HERE map data is updated on a weekly basis to ensure you always get the freshest map data available. By integrating the map view you can automatically benefit from this. While the map is vector based, you can also integrate custom map tiles from other providers.

Note: To create a simple map application, please refer to the Get Started section.

To manipulate the map and its properties it's best to start looking at the Camera section. More features include:

  • Map gestures to handle common map gestures and default map behaviors like pan or rotate.
  • Map schemes to instantly switch default map styles such as satellite versus normal map layer.
  • Map items to place objects and shapes onto the map and interact with them.
  • Custom raster tiles to show custom server images as an additional map layer.
  • Custom map styles to fully customize the look of the existing map schemes.

HERE Logo Watermark

When using the HERE SDK, it is required that the HERE logo is always visible on the map view. By default, the HERE logo is located at the bottom right corner of the map. However, you can easily customize its location to meet your app design by calling setWatermarkPosition() on your map view instance. It is recommended to change the default placement only when it is required due to overlapping UI elements.


The HERE SDK contains fonts to render map labels in Chinese, Japanese and Korean. If you want to optimize the size of the overall app, you can remove selected fonts. For example, the font with Chinese, Japanese and Korean characters is around 1.7MB. To remove this font, open the heresdk.framework file and remove the following files:
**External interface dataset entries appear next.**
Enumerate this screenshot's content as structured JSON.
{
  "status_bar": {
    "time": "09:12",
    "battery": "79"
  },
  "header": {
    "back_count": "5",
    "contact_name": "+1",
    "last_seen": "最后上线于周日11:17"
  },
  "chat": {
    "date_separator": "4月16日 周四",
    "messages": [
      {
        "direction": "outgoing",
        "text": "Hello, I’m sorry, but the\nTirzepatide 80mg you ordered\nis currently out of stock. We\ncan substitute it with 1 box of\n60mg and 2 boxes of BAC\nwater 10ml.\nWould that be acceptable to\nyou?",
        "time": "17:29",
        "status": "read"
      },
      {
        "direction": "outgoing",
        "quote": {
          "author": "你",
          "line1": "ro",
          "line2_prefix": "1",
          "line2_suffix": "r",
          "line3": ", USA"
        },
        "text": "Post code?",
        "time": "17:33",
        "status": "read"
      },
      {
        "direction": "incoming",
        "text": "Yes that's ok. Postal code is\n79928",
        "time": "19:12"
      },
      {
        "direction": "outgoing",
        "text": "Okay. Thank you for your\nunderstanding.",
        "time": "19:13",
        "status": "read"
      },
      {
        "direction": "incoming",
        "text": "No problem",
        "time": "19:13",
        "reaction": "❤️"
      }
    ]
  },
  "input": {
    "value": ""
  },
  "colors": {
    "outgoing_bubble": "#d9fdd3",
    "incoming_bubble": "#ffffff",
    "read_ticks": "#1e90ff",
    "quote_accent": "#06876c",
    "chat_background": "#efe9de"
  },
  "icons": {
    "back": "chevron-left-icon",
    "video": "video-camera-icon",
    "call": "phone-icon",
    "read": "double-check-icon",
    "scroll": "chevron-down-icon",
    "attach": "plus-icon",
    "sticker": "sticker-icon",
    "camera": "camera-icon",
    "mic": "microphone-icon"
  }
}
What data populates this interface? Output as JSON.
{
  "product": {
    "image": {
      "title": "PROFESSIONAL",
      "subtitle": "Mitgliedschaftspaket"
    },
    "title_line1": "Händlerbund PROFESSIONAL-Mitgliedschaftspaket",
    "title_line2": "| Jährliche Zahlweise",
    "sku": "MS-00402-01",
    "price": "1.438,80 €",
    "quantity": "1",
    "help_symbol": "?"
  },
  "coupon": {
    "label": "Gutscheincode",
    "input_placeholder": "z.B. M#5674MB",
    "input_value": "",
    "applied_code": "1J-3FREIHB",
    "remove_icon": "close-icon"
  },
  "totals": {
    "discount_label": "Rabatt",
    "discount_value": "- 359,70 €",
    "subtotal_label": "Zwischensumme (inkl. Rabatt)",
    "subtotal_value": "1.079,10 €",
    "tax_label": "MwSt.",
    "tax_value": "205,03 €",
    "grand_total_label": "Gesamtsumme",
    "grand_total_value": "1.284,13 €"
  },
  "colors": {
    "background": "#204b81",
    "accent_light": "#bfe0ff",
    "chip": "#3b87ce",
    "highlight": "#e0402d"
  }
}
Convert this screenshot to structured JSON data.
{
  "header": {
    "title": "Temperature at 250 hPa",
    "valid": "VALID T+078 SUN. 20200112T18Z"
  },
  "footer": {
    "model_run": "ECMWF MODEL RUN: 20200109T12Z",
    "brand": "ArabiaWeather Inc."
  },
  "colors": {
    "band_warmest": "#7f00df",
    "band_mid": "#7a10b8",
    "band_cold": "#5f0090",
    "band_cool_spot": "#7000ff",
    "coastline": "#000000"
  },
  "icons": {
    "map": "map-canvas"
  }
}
  • style/fonts/DroidSansFallback.woff
  • style/fonts/DroidSansFallback.license

When you remove the font, it is recommended to switch the map language to any other language than Chinese, Japanese and Korean.

Map Language

You can customize the language that is used on the map to show labels for streets, cities and other map data. By default, the local language of a region is used.

Use the fields mainLanguageCode and fallbackLanguageCode to specify the desired map language via a MapSceneConfig when loading a map scene. The fallbackLanguageCode is used when the desired language is not available in any region of the world. Set both fields to nil to switch back to the default behavior.

Map Caching

To better support online and offline use cases, the HERE SDK for iOS supports caching of downloaded vector map data. This happens in the background. While interacting with the map, the data is stored locally on the device and can be accessed even when the device loses connection or operates in an offline mode.

The integrated map caching mechanism only supports the standard vector based map schemes - satellite images, for example, are not cached.

Please note that the amount of cached data is limited and will be overwritten with new map data while using the map. In most cases, this is sufficient to give the user the impression of a faster start-up time - as no additional data must be downloaded when you start an app again at the same location as before.

You can customize the amount of cached data via MapViewLite.

results matching ""

    No results matching ""